→ TASK STATEMENT
Find how many lines in the listing below include the word "texture". Give that number only.
-----
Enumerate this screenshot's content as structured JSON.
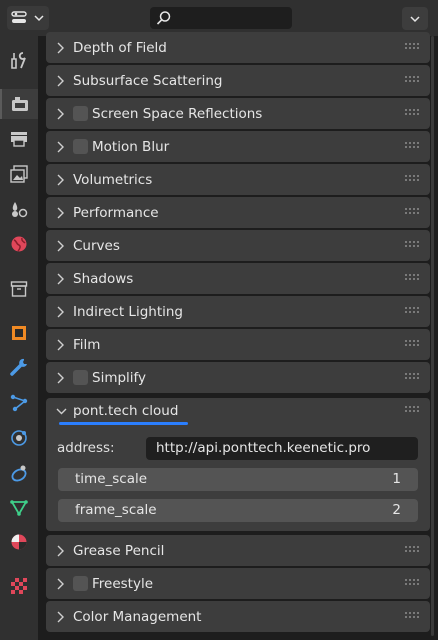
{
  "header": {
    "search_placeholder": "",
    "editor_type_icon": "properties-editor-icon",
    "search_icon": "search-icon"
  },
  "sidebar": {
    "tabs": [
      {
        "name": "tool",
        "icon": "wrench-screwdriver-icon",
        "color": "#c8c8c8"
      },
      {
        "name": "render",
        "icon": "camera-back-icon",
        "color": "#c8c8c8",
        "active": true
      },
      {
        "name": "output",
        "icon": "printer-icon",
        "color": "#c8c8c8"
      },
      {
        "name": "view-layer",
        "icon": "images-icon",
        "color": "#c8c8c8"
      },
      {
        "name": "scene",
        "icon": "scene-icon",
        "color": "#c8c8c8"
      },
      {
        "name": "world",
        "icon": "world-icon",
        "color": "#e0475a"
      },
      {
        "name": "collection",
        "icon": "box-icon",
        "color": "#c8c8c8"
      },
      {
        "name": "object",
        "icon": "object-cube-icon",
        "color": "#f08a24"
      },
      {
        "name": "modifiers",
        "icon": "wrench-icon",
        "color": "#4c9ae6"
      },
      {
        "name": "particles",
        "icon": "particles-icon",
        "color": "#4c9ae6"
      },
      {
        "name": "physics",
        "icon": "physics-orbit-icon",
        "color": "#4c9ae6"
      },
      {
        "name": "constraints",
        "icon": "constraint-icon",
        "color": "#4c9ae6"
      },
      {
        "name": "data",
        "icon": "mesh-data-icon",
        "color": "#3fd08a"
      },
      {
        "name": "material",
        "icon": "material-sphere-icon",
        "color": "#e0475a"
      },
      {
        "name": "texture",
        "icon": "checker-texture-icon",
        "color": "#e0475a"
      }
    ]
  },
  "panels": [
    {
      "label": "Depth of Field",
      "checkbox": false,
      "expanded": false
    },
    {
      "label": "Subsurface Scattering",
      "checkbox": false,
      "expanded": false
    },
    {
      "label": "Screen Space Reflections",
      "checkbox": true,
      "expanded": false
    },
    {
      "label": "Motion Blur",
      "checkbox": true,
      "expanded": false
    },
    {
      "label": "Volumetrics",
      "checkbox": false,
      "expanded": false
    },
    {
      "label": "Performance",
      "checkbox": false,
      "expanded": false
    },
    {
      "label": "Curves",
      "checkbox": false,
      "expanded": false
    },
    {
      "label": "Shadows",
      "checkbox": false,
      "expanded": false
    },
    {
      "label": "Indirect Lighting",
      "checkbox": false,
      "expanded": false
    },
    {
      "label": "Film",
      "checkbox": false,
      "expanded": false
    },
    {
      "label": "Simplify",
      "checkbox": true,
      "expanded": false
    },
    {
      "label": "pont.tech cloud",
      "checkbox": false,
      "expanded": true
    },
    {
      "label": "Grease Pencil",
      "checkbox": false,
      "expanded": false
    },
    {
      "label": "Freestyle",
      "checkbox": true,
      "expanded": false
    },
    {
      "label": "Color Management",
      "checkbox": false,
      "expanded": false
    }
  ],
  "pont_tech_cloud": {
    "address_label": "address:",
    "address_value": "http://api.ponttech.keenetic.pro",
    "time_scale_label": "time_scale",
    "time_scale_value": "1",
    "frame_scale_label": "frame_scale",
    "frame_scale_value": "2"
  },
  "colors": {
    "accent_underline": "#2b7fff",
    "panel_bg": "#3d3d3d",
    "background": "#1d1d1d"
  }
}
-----
→ EXERCISE RESULT
2